Gold is expected to reach a new record high of $2,200 per ounce as fears of Economic and Monetary Union of the European Union break-up surge again and with U.S. monetary policy anticipated to remain supportive, according to Capital Economics.

The forecast made by Capital Economics is that gold will rise to around $2,200 by the end of this year before dropping back to $2,000 by the end of 2013. The most likely catalyst for a further surge in the gold price would be the start of a new and much more dangerous phase of the crisis in the eurozone, ultimately leading to the break-up of the single currency itself.

At the same time, Capital Economics does not leave out the possibility that gold might come back to $1,000 per ounce if the crisis in Europe is indeed past its worst and the U.S. economy improves enough to allow the Federal government to start preparing to raise interest rates.

At face value the price of gold appears to have peaked at around $1,900 per ounce last September, and has since then fallen back to $1,650.

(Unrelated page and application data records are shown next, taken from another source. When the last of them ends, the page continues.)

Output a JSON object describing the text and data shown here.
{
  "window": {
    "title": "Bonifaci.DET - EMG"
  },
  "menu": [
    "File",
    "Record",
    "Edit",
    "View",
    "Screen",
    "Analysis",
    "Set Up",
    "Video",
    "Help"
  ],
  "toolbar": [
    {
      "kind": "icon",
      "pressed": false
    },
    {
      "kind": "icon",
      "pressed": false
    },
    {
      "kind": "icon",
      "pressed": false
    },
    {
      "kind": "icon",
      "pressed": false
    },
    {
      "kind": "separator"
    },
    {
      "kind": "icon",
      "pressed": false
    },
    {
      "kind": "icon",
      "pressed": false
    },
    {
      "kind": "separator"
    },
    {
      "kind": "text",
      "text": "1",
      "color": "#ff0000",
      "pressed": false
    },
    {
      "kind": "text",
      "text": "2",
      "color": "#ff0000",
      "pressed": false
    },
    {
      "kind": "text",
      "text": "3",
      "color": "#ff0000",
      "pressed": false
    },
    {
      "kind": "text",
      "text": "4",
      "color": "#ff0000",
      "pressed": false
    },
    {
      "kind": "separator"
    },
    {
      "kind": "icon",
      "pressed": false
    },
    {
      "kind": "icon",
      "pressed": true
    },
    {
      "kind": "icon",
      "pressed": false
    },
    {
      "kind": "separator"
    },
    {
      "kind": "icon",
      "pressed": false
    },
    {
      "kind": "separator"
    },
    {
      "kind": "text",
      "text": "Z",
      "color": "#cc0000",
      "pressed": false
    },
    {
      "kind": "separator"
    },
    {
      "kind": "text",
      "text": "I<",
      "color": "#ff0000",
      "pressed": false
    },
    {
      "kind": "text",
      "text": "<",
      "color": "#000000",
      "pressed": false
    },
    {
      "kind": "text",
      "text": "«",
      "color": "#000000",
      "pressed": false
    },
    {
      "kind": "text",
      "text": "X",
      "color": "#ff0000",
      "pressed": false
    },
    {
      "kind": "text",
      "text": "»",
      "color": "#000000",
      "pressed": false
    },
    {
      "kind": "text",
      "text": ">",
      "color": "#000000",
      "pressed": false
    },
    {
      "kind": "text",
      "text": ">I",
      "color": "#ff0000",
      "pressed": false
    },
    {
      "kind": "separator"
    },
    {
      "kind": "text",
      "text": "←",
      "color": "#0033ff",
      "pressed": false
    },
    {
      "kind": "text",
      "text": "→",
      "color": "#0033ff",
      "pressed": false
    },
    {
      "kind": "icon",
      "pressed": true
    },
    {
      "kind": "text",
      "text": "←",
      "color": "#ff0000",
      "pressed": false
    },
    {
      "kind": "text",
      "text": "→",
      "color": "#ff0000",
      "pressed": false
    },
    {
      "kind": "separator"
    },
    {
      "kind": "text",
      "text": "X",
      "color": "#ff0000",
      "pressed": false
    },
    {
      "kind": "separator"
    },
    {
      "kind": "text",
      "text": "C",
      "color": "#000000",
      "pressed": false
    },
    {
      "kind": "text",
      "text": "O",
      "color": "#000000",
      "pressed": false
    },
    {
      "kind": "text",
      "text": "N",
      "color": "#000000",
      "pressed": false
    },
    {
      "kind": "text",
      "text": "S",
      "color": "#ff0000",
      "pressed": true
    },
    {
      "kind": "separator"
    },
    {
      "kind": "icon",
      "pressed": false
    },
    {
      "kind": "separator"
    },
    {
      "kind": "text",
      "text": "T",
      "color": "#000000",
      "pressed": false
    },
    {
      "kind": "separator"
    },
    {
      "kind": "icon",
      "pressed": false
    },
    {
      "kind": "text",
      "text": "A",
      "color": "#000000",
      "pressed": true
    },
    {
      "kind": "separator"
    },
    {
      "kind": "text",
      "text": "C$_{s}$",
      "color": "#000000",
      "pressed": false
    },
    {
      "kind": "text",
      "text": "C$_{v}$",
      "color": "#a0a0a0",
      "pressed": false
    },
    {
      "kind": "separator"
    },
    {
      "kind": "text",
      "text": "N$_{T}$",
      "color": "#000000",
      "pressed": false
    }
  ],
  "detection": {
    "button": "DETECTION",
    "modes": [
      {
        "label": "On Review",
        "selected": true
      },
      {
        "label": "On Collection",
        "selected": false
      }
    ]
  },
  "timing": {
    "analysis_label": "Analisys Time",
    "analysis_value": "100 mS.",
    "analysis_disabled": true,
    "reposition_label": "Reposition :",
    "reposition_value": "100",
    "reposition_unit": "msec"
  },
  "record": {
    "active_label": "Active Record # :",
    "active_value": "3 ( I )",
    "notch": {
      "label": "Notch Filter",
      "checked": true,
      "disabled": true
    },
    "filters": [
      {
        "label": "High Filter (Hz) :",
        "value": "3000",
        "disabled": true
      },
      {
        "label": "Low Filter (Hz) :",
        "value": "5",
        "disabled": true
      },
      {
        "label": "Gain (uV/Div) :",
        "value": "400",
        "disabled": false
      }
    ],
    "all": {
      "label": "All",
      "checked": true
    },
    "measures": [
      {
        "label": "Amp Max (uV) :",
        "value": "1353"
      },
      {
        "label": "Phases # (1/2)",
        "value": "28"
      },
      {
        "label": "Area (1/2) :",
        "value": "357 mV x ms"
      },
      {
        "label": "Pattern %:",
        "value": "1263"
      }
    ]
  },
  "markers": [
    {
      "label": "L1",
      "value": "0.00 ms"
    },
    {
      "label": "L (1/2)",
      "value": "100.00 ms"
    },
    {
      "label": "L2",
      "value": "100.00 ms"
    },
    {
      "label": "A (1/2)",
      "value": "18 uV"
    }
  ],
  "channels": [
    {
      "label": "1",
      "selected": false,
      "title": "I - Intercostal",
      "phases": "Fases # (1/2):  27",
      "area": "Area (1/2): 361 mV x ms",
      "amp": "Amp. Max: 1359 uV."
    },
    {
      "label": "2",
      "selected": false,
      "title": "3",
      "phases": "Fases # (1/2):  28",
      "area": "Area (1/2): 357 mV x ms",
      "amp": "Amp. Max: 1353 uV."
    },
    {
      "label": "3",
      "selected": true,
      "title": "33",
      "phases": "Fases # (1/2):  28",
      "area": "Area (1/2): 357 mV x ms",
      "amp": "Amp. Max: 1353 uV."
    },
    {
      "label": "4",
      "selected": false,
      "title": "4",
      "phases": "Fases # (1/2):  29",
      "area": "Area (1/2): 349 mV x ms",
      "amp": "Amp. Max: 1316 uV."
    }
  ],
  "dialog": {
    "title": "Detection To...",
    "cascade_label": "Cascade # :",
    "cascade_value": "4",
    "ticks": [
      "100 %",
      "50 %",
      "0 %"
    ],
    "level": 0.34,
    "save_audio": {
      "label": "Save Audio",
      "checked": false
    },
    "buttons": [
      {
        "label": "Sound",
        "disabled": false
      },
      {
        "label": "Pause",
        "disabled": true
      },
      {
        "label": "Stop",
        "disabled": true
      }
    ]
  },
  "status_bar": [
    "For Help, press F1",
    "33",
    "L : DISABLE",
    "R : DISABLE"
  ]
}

Capital Economics points out that gold has been undermined by three main factors: the emerging consensus that U.S. interest rates may rise sooner than previously anticipated and that there will be no further QE from the Federal government in the meantime, the return of a degree of confidence in the U.S. dollar and fading concerns about the problems in the eurozone.

Capital Economics adds that if U.S. 10-year real yields returned to more normal levels of 2 percent, the gold price might be expected to drop back to around $1,000 per ounce.

However, Capital Economics notes that one of the difficulties of forecasting the price of gold is that the key drivers change so frequently. Even in a scenario where safe haven demand is weak and U.S. interest rates are on the rise, gold could find other supports, such as a strong consumer demand from China and India.

Capital Economics adds that in the meantime, gold is still not particularly expensive relative to other commodities, such as oil, so it could simply settle around current levels.

At the same time, Capital Economics does not rule out the possibility of gold becoming expensive.